Sean Payton signed a five-year extension, and the team also extended Drew Brees. They aggressively pursued expensive free agents like Coby Fleener, and they have never abandoned the philosophy of trying to “win now” — while they still have future Hall-of-Fame quarterback Drew Brees.
Sep 1, 2016; New Orleans, LA, USA; New Orleans Saints quarterback Drew Brees (9) walks off the field before the game against the Baltimore Ravens at the Mercedes-Benz Superdome. Mandatory Credit: Matt Bush-USA TODAY Sports
Monday night we will have a definitive answer to the validity of this strategy. The city will be buzzing and the Superdome will be absolutely electric.
If you have a chance to be at the game seize it, it will undoubtedly be a night to remember. For the Saints one of two things will happen.
The worst possible thing for the Saints to do would be to lose this game.

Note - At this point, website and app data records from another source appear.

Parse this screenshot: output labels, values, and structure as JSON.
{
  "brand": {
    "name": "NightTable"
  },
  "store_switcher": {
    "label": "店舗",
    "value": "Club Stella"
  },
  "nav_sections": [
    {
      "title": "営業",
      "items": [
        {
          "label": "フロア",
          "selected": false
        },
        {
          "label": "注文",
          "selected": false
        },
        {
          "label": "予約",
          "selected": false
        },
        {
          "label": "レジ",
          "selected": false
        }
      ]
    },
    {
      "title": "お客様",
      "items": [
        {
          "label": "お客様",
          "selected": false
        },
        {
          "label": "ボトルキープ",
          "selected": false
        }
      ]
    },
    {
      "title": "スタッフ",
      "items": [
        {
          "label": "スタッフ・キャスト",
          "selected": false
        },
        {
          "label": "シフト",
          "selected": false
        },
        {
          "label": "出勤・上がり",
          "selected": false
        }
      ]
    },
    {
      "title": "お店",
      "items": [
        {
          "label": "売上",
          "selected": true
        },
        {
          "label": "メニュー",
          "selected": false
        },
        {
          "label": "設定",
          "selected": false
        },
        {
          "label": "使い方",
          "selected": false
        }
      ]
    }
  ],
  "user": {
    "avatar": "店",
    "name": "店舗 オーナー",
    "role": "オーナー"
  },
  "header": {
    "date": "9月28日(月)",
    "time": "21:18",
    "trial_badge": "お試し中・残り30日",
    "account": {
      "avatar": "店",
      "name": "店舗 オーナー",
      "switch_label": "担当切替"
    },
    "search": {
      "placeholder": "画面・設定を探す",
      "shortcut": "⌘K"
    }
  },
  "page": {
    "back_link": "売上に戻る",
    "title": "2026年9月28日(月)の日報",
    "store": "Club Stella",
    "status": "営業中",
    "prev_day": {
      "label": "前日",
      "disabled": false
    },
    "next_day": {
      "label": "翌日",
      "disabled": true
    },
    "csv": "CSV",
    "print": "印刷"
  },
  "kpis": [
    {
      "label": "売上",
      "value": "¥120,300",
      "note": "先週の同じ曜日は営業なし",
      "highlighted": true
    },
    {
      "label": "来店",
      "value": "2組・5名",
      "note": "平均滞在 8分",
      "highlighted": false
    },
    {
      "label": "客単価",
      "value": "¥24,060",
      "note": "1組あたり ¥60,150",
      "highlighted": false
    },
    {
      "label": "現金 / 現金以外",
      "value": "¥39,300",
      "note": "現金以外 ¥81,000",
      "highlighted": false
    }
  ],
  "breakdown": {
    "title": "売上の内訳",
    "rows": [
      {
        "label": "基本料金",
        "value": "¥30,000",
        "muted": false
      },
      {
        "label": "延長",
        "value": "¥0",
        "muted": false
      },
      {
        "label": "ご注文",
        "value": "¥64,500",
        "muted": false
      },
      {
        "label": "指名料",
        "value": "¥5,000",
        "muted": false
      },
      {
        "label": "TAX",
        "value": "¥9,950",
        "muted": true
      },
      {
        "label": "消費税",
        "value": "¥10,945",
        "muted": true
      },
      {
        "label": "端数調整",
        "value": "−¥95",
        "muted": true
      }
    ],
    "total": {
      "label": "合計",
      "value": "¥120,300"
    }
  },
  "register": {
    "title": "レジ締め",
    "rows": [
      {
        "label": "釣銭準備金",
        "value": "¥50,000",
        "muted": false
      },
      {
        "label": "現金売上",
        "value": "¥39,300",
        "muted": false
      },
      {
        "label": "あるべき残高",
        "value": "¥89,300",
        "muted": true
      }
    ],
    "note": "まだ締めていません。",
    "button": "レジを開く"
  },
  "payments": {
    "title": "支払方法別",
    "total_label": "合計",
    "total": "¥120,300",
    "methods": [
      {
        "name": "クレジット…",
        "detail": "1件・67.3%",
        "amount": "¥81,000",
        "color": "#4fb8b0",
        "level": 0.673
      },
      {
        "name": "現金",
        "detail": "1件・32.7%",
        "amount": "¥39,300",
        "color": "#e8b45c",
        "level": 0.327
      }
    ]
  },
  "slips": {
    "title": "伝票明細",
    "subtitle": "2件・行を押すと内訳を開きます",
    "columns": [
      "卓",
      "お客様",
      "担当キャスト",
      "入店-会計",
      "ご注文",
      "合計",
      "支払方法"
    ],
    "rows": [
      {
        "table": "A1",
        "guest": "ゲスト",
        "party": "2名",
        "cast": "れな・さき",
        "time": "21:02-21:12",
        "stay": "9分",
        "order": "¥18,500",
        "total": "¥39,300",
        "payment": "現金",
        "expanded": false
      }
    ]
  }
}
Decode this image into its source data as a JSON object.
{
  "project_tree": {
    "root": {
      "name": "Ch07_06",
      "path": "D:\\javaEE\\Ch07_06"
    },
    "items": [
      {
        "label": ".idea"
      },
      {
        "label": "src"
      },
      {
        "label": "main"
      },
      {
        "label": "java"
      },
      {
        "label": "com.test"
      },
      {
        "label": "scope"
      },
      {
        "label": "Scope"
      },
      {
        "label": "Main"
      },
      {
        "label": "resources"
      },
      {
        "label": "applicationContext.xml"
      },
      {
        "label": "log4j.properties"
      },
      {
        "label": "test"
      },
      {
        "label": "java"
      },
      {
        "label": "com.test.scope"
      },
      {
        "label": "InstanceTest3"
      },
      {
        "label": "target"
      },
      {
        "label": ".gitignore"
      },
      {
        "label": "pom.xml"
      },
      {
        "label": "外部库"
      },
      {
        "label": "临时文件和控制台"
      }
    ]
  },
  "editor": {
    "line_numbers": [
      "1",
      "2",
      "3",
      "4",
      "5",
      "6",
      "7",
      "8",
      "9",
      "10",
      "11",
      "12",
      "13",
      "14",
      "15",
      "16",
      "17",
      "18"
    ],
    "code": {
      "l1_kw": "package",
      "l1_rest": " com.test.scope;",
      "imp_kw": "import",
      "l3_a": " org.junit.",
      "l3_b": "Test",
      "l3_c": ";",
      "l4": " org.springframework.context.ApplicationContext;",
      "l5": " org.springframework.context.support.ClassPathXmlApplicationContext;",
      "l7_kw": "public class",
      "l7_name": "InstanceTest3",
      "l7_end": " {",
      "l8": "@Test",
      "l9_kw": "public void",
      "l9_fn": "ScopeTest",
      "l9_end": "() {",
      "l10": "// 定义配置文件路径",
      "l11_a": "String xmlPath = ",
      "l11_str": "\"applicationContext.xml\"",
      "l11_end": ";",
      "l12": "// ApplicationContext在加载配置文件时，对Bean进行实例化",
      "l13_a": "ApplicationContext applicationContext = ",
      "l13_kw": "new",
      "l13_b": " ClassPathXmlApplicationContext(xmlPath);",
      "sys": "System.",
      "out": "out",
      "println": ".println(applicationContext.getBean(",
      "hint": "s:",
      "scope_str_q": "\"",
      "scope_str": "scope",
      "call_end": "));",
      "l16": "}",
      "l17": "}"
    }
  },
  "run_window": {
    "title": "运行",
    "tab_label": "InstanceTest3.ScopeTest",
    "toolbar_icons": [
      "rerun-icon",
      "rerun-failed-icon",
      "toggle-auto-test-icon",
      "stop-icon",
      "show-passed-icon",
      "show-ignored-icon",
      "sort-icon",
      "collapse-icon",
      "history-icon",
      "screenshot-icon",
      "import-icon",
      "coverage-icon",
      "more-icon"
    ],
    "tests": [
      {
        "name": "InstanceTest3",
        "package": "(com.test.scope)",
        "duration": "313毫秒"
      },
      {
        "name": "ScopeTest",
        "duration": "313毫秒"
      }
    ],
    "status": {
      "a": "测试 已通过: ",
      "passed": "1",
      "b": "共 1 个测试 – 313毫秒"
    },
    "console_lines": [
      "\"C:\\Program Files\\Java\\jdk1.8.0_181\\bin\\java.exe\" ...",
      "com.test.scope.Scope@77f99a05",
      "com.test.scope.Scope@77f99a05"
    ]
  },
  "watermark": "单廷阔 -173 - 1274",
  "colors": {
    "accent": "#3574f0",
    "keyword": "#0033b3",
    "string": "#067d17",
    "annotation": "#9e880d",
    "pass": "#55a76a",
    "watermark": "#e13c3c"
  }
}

After the two heartbreaking losses they have already endured, the injuries they have been subjected to, the team needs to learn what it feels like to win, especially to reinforce the work ethic in the younger players.
It would be a crushing blow to the psyche of the team and the seeds of doubt would blossom and grow.
If we can’t win on this night — in this place — then where can we win?
Alternatively, the Saints could once again turn the tides of fortune by leaning on the people who love them most.
A decade ago, this very game was the springboard that buoyed the Saints to new heights. This could be the turning point, a team instilled with the belief and undying support of the greatest fans in the world, a city and a people who love the Saints more than anything.
The bond between the city and team is as uniquely New Orleans as a beignet at Café du Monde, St. Louis Cemetery #1, or hearing the sounds of improv jazz on the streets.
Sept 25, 2006; New Orleans, LA, USA; New Orleans Saints fans hold up signs during the first quarter of the Monday Night Football game against the Atlanta Falcons at the Louisiana Superdome. Mandatory Credit: Derek E. Hingle, US PRESSWIRE
New Orleans is a city that stands alone in the lore of the United States, and the Saints are their team.
Sean Payton may downplay the significance of this, and Mike Triplett may call this a must-win, but it goes far deeper, to the core of the bond between team and city.
Monday Night we will have the answer: is there any magic left in New Orleans for the Sean Payton Era?